Unimpressed with recent neo-noir films, William Park, author of the new book What Is Film Noir?, confesses: "As much as I admire Chinatown I come away disappointed that John Huston can get away with incest and murder. I thought The Long Goodbye the very worst of all Raymond Chandler's adaptations. And I detested the triumph of evil in Se7en." Park also doesn't understand Camille Paglia's admiration of Basic Instinct, criticising the amount of moral pollution enclosed in Verhoeven's film.
Brian De Palma expressed a similar opinion to Park's: "I think traditional noir doesn't work in contemporary storytelling because we don't live in that world anymore."
Through its eight chapters — "Theory of Genre", "Film Noir: The Genre Defined", "Objections", "Style", "Period Style", "Alfred Hitchcock", "Meanings","Last Words" — and three appendices: "Within the Genre", "Borderline" and "Period Pieces", Park dissects with academic detail the definition of the noir film as genre and style and its progression during the Golden Age (1940-1958).
Park explains that Hitchcock is often excluded from this list on the basis that his films lack the integration provided by voiceovers and flashbacks. But if we think of the canonized noir which lack these two elements we have: The Maltese Falcon, The Asphalt Jungle, The Big Combo, The Big Sleep, The Dark Corner, Fallen Angel, In a Lonely Place, Kiss Me Deadly, Scarlet Street, This Gun for Hire, Woman in the Window and Touch of Evil.
Park also cites Paul Schrader's essay "Notes on Film Noir": "...most every dramatic Hollywood film from 1941 to 1953 contains some noir elements", and some of these "one-shots" were terrific: Edmund Goulding's adaptation of Nightmare Alley, Frank Borzage's Moonrise, Lewis Milestone's The Strange Love of Martha Ivers and Fred Zinnemann's Act of Violence were made by directors who had never been previously associated with film noir.
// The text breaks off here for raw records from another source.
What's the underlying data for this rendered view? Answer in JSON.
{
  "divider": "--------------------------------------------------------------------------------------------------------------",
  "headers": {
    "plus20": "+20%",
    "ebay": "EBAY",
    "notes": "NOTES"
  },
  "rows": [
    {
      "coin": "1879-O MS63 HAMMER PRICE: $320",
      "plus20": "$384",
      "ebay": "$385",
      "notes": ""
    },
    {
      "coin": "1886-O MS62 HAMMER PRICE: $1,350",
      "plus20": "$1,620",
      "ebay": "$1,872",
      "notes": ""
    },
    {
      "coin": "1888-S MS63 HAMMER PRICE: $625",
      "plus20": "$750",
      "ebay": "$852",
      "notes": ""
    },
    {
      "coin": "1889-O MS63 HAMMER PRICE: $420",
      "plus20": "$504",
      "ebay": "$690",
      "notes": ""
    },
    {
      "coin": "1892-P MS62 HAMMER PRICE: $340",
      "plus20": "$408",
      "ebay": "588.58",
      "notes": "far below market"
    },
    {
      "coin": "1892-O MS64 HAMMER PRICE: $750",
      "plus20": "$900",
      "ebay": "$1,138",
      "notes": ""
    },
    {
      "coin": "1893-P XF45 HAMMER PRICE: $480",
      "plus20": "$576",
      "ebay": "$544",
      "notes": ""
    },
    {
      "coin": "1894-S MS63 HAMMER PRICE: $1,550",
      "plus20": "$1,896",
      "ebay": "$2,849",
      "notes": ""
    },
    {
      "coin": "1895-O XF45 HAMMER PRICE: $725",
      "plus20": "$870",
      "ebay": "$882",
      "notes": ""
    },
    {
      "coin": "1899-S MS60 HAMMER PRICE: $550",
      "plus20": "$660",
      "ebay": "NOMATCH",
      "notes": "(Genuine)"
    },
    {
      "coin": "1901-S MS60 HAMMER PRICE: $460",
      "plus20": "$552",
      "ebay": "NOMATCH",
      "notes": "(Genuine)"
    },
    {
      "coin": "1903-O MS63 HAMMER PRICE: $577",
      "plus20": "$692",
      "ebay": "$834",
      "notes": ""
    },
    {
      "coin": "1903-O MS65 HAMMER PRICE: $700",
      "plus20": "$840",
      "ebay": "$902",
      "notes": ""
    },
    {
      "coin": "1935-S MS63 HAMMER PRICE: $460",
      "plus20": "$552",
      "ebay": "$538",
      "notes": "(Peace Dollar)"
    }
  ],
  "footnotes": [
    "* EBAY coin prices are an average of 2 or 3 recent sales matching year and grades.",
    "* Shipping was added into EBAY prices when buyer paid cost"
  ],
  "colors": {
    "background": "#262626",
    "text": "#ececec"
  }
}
Fritz Lang's The Blue Gardenia (1953), while not quite a noir, morphs into a tale of romantic despair (the Wagnerian theme of Tristan und Isolde) and an exploration of America's obsession with pulp, tabloids and personal violence, starring Anne Baxter as telephone operator in fear of becoming a murderess.
One of my favorite chapters of What Is Film Noir? is Chapter Five as it covers the theory of period style, and in which Park condenses the several notions that have remained embedded in the thesis about the significance of the style and the concept of noir, entwining American critic and essayist Robert Warshow on the Gangster Film, author and literary critic John T. Irwing's views about hard-boiled detective fiction, and its historical influence in modern thrillers:
The demise of Bogart in The Roaring Twenties is justified. Killing him thus gives the down-and-out Cagney protagonist an opportunity to redeem himself. The scene is set in the darkness of the rain-slicked streets. 'He used to be a big shot'. With this statement, the gangster ceases to exist as a glorified motion picture hero. Yet interest in criminals and amoral characters, or in violence generally for that matter, never completely vanishes. Film noir is one outlet. All genres which feature lonesome, melancholy, gunslinging protagonists. Audiences tastes really never changed much at all.
Park analyzes the uneasy balance between our identity and our super-ego as the essential premise of noir concept in film and, as a member of the audience for whom film noir was first created, Park suspects he's not the only one disappointed with most of neo-noir modern movies, since he supposes "our moral instincts are just as strong as our voyeuristic ones."